Originally laid down by the Newport News Shipbuilding Company as the Seal, the USS G-1 was an early submarine that never saw combat; instead, she was used primarily for training and scientific experimentation. One of four G-class subs, the G-1 was 161 feet long and could travel at 14 knots (16 mph) at the surface and 10 knots (12 mph) while submerged. She was launched in February 1911 and given her first commission on October 28, 1912.
Service in the Atlantic
After commissioning, the G-1 performed various training exercises in Long Island Sound and Narragansett Bay, once diving to a then-record-breaking depth of 256 feet. Despite this, she was placed in reserve until February 6, 1915, when she was give full commission and sent to the coast of Virginia to join the Third Division of the Atlantic Fleet Submarine Flotilla.
Though the G-1 featured improved performance from her predecessors, submarine technology was advancing rapidly, and the G-class boats had been shown to roll and spring leaks in heavy seas. In April of 1915, Rear Admiral Yates Stirling, Jr., announced that the G-class vessels were unsuitable for military combat, and should instead be used for scientific or training purposes.
In this capacity, the G-1 worked as a school ship at Newport, Rhode Island. She ran training cruises and performed practice attack runs. At the beginning of 1917, she and her crew relocated to New London, Connecticut, serving at the new Submarine Base and Submarine School there. As the U.S. entered World War I, the G-1 tested detector equipment and submarine nets for use in combat.
In 1919, after failing an inspection, the USS G-1 was taken out of service. She was decommissioned and stripped of useful parts on March 6, 1920, and a little more than a year later, she was towed to Narragansett Bay and sunk by experimental depth charge attacks.
Asbestos in Navy Ships

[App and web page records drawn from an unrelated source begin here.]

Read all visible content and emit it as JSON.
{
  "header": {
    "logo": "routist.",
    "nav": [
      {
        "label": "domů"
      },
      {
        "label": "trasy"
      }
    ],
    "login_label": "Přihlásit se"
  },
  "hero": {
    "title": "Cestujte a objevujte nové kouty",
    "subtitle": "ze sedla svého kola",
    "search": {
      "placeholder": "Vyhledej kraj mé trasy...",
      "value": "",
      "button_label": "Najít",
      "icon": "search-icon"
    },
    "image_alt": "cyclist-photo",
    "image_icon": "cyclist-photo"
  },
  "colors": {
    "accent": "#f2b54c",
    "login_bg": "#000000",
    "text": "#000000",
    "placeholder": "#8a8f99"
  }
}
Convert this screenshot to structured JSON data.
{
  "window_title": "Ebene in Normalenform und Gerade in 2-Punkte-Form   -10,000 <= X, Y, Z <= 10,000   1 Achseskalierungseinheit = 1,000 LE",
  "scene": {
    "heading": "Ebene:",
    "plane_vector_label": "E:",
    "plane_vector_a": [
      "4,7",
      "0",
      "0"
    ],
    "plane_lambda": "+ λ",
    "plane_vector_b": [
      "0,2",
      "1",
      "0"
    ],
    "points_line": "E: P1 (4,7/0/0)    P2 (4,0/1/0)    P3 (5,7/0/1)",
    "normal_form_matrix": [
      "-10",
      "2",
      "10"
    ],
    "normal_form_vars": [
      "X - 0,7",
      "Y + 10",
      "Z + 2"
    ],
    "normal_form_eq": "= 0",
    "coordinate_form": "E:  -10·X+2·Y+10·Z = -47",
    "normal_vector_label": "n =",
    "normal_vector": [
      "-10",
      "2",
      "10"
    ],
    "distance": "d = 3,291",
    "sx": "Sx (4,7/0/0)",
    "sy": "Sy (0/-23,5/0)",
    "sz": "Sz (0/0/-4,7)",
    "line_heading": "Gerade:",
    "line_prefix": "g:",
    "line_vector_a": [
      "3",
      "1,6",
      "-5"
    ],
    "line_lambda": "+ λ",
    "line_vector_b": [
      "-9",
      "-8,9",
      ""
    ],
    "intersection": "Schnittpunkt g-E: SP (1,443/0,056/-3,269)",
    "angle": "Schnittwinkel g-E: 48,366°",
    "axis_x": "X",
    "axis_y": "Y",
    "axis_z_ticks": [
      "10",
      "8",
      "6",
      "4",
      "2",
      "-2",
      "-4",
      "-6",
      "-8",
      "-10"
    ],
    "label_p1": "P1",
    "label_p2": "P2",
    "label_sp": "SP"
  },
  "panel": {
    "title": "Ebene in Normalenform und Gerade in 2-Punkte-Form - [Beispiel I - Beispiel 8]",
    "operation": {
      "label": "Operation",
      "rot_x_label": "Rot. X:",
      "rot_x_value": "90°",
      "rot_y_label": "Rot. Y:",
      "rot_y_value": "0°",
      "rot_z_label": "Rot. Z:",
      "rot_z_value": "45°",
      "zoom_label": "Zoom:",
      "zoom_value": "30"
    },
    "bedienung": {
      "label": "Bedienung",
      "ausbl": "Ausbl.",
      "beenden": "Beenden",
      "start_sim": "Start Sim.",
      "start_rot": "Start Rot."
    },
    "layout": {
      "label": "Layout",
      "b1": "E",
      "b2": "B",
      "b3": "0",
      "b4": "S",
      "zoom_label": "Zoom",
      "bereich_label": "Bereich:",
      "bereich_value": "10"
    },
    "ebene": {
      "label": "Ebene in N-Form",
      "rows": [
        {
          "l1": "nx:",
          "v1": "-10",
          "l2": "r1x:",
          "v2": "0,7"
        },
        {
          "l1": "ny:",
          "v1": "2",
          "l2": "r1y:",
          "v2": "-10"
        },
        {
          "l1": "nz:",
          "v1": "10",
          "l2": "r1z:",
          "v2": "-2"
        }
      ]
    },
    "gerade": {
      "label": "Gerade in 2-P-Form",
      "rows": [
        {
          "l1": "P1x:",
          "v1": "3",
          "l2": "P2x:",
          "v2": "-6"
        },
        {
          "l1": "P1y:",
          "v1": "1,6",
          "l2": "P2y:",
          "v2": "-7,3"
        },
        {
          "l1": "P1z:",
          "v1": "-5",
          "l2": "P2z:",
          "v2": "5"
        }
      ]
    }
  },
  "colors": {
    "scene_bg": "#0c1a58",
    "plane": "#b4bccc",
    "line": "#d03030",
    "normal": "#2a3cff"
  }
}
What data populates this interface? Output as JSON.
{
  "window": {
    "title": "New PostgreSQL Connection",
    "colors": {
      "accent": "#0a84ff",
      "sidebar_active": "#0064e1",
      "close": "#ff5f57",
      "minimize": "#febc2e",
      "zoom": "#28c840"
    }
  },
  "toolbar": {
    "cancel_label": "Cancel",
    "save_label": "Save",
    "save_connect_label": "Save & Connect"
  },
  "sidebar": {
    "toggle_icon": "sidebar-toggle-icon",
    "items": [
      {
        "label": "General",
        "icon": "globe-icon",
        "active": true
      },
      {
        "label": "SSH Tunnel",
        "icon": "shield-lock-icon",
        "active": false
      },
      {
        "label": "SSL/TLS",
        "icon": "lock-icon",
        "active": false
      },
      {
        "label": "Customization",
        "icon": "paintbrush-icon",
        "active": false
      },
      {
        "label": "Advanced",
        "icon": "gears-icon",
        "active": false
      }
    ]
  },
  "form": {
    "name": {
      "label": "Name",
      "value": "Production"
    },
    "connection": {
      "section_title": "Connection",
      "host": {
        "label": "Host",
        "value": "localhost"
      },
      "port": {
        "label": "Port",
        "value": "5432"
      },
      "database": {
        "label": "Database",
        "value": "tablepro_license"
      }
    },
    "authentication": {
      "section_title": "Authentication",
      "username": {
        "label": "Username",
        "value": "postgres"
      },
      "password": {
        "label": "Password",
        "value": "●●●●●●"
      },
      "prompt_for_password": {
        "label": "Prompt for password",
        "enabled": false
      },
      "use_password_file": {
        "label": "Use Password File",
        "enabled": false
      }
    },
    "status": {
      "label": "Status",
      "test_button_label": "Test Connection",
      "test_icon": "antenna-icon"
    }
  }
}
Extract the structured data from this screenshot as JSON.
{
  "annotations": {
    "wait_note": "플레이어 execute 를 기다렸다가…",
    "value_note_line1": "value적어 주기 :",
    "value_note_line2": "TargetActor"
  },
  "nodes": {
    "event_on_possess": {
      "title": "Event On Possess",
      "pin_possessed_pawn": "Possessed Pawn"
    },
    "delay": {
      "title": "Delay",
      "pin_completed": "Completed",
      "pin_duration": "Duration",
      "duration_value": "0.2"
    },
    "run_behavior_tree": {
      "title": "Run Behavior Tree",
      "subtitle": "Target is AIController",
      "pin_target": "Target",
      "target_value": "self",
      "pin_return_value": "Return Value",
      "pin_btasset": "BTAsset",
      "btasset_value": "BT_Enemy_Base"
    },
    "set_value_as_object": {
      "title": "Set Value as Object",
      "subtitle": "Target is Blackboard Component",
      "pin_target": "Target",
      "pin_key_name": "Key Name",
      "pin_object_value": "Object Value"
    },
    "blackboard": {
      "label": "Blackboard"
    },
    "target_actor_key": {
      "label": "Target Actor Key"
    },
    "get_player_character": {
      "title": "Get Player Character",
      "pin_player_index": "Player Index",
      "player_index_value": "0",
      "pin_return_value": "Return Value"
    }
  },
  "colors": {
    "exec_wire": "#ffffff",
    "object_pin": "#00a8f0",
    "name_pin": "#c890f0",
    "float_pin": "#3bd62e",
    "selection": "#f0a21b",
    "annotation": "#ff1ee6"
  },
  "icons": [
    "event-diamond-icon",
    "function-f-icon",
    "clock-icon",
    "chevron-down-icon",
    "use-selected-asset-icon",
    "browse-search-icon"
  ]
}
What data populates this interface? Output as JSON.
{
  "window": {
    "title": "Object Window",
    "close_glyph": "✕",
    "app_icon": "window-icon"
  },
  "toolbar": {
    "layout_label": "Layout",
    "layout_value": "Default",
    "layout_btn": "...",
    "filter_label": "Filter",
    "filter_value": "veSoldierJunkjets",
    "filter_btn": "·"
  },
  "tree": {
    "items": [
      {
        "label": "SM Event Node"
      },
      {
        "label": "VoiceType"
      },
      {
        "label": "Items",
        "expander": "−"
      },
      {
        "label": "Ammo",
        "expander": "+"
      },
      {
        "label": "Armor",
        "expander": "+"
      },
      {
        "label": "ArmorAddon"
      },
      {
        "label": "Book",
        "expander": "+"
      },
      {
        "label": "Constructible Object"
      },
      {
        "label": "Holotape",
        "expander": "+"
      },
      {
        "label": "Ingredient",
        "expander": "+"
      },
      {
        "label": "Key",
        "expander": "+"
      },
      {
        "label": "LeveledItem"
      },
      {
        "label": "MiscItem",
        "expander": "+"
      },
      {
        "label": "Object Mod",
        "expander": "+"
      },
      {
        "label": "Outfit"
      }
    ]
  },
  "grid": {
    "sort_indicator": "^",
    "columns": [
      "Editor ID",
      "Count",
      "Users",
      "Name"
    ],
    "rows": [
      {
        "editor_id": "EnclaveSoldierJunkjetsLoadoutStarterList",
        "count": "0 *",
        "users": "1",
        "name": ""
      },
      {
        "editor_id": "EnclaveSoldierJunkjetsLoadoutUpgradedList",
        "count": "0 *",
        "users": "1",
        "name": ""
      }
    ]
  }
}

Although an essential component of the naval fleet, especially throughout conflicts of the last century, submarines also pose a lasting health risk to soldiers serving on them. However, these risks extend beyond the inherent dangers that existed while operating the vessels during military conflicts. Unfortunately, products containing asbestos were also common aboard submarines because of the material’s high resistance to heat and fire. Despite its value as an insulator, asbestos fiber intake can lead to several serious health consequences, including mesothelioma, a devastating cancer without cure. Furthermore, the enclosed environment of submarines put servicemen at an even higher risk of exposure. Current and former military personnel who came into contact with or served on submarines should seek immediate medical attention in order to detect possible health consequences associated with asbestos exposure.